“We get advocates in the process and there is a mutual learning and mutual respect for having been collaboratively involved in the data collection,” he said.
“It’s an illustration of what citizen scientists’ apps are perhaps all about — to make it easy and simple for the user.
“If you can do those things you are more likely to get citizen scientists taking up whatever it is you are trying to survey or monitor.”
Database of knowledge
Senior lecturer of environmental education at Charles Sturt University’s Thurgoona campus John Rafferty said the growing popularity of citizen science was due to a number of factors.
“I think there is a general shift in understanding of the environmental disaster that could be facing us, a general increase in community interest in science literacy, and a different attitude from within the science academy including universities acknowledging skills and talents within the community,” Dr Rafferty said.

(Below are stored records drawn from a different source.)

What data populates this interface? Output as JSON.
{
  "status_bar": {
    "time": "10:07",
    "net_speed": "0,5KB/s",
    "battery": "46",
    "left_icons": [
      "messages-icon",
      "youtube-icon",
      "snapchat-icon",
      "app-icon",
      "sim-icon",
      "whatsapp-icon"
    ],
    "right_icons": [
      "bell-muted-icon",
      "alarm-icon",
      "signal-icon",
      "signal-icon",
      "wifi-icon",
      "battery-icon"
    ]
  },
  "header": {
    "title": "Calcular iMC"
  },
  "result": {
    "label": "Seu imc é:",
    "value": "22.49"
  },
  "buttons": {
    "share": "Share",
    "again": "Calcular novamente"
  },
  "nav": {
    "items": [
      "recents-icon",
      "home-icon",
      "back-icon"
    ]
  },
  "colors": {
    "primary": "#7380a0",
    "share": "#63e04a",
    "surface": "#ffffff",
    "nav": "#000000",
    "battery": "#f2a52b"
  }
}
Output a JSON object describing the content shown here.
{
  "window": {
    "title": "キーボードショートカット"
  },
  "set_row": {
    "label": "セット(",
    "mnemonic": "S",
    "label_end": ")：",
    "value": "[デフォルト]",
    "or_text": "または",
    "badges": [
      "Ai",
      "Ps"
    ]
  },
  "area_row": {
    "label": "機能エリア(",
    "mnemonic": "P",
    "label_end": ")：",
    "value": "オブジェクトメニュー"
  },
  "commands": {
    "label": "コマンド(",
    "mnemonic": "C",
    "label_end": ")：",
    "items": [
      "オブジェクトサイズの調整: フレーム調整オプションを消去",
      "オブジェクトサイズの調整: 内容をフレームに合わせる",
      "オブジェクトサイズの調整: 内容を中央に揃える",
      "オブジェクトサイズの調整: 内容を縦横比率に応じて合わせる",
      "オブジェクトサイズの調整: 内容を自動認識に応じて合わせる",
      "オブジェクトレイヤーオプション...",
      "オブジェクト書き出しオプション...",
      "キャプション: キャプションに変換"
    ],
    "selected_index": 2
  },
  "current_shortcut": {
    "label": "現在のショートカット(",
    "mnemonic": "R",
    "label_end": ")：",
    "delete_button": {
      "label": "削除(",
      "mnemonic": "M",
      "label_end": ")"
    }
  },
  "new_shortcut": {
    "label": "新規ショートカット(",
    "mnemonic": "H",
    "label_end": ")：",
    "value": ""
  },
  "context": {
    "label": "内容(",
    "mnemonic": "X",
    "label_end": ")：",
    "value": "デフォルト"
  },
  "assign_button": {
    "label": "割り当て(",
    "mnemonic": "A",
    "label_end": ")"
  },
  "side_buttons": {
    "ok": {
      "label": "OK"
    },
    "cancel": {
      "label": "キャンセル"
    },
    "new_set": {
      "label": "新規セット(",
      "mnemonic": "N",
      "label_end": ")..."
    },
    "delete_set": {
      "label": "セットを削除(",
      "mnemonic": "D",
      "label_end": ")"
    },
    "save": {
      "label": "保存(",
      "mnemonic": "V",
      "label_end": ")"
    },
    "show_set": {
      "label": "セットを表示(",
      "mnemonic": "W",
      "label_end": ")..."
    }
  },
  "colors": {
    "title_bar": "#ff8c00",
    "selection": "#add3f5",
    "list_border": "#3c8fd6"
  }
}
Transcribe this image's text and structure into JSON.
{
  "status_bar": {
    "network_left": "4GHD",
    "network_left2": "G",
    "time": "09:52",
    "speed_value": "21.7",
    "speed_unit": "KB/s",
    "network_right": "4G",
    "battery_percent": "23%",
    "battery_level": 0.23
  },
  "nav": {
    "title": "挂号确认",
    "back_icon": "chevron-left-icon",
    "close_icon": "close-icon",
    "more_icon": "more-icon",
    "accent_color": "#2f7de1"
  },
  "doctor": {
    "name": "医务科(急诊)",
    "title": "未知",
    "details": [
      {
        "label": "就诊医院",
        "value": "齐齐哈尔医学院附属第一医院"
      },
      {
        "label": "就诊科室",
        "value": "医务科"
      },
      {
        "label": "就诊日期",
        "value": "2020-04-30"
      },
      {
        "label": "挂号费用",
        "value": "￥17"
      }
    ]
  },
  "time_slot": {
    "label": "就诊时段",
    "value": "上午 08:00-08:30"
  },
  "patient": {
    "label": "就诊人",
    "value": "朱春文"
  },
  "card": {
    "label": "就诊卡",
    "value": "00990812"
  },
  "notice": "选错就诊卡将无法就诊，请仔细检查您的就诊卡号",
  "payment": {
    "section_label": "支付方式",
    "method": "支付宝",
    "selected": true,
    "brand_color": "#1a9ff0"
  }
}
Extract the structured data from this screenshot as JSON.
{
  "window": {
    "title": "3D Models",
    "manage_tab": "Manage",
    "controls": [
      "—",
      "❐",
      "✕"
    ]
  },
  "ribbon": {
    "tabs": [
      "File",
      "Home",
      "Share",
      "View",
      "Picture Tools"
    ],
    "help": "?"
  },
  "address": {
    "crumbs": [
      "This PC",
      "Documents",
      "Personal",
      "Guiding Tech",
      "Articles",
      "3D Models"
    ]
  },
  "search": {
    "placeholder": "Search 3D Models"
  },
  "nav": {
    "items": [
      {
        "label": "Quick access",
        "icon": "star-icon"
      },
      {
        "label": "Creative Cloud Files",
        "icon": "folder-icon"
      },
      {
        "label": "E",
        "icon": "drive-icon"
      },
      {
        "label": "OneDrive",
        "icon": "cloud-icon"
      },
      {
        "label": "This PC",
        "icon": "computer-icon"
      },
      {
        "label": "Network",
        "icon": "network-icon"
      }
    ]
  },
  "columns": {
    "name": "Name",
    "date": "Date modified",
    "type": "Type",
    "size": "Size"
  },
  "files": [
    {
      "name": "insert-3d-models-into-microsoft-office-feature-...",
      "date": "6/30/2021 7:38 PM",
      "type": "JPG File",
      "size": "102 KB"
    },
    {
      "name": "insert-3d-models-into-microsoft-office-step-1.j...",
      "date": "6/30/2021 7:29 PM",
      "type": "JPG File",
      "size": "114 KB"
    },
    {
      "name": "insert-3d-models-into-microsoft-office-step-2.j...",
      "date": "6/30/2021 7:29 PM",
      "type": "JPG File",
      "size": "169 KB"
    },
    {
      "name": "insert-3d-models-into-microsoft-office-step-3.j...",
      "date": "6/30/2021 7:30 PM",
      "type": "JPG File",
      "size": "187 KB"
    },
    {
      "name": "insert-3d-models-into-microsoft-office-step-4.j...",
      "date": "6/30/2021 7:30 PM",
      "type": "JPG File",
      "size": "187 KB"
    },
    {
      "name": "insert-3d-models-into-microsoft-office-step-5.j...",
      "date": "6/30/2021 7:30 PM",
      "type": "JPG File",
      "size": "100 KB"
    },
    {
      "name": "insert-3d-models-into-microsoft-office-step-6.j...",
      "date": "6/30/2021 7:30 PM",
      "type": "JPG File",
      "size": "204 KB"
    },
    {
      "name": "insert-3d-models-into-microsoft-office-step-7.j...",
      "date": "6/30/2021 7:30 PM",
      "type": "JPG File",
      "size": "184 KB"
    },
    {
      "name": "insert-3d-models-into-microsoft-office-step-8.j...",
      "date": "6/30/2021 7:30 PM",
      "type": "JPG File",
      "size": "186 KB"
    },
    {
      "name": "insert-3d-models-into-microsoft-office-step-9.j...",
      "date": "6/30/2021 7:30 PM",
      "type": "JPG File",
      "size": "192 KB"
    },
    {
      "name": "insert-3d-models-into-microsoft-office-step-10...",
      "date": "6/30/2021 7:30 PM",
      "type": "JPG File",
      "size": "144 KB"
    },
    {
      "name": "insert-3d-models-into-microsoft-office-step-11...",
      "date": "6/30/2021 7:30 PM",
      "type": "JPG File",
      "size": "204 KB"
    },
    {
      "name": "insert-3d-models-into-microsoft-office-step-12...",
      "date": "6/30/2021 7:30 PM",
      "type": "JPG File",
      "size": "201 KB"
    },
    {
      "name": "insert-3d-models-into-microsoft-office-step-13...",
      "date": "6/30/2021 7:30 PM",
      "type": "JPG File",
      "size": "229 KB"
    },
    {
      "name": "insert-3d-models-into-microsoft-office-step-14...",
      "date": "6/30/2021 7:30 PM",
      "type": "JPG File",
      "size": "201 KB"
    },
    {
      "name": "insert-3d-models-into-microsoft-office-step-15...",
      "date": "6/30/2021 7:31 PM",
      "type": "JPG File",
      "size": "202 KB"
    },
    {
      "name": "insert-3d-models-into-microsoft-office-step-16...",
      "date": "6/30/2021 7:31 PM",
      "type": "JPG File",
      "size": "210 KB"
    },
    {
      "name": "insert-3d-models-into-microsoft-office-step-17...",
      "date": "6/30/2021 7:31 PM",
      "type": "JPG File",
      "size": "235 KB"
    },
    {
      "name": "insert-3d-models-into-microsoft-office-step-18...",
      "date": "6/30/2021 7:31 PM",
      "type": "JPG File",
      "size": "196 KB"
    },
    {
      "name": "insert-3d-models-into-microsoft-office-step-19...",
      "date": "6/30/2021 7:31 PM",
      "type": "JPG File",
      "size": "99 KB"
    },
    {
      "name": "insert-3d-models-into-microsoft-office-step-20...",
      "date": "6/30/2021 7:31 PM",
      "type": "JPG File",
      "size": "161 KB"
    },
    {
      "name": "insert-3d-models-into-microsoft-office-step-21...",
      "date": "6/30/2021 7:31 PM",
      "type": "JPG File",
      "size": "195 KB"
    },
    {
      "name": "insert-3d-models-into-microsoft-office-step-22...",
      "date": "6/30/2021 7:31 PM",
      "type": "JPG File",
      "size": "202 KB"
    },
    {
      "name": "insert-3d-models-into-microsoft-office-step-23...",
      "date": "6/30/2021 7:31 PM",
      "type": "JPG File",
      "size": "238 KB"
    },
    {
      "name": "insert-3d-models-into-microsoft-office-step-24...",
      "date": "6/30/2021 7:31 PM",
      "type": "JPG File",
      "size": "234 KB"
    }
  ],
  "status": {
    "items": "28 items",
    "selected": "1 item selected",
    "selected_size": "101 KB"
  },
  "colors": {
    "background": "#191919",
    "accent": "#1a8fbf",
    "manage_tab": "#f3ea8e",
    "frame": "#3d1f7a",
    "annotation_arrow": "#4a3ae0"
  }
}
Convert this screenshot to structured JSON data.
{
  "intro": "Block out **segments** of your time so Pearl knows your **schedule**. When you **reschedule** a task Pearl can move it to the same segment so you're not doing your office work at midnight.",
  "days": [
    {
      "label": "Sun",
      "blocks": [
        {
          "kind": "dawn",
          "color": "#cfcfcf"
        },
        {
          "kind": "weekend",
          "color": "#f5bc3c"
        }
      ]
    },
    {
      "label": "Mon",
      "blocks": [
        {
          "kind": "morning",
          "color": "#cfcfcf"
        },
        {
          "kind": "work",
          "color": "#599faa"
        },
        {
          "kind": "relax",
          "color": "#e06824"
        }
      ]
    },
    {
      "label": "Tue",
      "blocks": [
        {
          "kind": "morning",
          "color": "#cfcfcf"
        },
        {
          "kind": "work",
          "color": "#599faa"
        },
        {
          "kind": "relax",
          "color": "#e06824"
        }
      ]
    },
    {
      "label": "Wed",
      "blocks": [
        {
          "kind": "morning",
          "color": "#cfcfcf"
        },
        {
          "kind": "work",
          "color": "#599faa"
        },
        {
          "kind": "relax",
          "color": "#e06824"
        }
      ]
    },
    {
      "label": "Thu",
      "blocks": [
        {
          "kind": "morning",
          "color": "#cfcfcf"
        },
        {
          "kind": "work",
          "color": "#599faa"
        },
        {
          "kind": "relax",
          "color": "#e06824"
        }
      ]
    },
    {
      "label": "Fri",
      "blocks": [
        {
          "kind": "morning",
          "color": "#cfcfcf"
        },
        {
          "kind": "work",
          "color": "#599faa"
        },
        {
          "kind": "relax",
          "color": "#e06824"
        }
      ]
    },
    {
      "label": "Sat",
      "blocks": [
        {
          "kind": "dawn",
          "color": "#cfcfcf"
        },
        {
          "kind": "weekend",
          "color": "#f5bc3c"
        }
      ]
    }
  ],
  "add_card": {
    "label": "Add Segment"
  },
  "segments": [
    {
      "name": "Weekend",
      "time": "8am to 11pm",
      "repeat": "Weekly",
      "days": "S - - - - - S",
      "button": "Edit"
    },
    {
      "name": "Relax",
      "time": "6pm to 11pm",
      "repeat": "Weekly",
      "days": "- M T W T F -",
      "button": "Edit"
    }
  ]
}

He said citizen scientists had been around for a long time but recent advances in technology had seen an increase in participation and confidence in the validity of information shared.
“Any science project lives and dies on the quality of the data, so having people understanding and doing data collection correctly is really important and technology has enabled us to do that,” he said.
Dr Rafferty said apps like the Australian Museum’s Frog ID made it easy for people to validate information.
“You can record frog calls and send it to them for verification, your location can be automatically logged, it picks up what area you are in, and gives you a list of species you could expect to hear it that area,” he said.
“If we notice there are three of four species of frog in a particular area reducing, maybe due to a new housing estate, factory or highway, there are a number of investigations that we can do once we see the data and trends.”
Karen Retra says every day is different on the citizen science trail. (ABC Goulburn Murray: Allison Jess)
Dr Rafferty expected the citizen scientist community to continue to grow in number.
“Technology has enabled people to get good information and provide valid data really easily. I think we are going to see more of it,” he said.